* Exercise materials *

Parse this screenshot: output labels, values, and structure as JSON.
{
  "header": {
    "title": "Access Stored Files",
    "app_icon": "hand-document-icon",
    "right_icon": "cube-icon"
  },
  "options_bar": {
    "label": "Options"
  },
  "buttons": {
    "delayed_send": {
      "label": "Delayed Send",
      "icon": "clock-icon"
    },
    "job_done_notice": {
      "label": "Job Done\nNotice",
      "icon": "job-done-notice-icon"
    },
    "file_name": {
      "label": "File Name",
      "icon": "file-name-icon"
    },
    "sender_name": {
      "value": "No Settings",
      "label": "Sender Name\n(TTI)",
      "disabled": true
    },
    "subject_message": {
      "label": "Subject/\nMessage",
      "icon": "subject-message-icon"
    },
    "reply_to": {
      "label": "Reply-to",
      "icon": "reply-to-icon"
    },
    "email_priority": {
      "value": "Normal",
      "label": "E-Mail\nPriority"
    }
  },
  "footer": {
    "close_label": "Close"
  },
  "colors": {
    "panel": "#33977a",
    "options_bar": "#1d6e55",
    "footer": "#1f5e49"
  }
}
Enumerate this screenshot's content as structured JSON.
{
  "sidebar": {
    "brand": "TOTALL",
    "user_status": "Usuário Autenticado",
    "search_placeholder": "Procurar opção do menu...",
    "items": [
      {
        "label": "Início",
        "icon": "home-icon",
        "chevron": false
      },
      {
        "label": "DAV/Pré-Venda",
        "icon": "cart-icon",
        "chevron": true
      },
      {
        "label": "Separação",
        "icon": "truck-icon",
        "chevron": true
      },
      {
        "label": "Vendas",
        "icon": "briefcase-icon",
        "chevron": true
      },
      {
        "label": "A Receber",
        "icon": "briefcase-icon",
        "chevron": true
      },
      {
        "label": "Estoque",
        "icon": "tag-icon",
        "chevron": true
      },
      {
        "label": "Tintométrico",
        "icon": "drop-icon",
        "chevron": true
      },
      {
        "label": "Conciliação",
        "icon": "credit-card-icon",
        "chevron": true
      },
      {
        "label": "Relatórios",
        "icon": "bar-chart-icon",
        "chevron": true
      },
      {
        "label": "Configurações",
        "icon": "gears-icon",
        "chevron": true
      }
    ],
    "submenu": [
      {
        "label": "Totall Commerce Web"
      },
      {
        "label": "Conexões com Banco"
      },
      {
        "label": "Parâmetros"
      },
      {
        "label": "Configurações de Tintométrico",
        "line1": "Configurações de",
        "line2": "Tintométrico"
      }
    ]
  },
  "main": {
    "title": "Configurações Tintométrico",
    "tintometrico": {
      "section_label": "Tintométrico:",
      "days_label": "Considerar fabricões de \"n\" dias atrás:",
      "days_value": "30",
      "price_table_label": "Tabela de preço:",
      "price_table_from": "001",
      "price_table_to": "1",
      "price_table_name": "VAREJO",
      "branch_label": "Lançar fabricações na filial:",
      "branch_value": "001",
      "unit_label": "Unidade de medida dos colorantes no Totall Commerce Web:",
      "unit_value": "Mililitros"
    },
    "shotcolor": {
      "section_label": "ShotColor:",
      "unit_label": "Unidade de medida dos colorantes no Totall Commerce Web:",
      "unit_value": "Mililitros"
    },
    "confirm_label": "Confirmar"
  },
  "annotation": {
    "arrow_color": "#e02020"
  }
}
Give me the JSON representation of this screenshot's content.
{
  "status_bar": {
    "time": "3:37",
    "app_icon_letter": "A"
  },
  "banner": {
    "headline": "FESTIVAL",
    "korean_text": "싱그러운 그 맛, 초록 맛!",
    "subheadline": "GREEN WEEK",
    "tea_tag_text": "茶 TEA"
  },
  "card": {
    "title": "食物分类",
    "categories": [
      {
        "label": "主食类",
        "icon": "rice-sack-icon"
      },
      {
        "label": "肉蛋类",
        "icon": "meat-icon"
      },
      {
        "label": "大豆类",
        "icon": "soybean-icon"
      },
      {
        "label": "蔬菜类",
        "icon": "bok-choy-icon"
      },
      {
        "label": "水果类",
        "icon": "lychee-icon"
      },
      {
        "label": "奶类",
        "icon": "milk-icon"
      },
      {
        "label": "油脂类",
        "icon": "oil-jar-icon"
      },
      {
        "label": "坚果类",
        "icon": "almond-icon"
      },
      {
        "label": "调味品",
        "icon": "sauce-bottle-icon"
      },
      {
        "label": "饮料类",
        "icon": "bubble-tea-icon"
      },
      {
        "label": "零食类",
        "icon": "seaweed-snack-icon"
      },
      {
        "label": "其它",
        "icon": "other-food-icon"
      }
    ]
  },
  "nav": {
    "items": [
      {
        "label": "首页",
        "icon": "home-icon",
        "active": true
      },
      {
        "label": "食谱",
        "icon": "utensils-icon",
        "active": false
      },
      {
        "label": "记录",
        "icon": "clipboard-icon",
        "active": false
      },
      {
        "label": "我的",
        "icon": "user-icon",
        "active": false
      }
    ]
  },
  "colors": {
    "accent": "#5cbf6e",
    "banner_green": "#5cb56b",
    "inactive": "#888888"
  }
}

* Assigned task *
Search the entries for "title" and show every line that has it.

* Solution *
    "title": "Access Stored Files",
    "title": "Configurações Tintométrico",
    "title": "食物分类",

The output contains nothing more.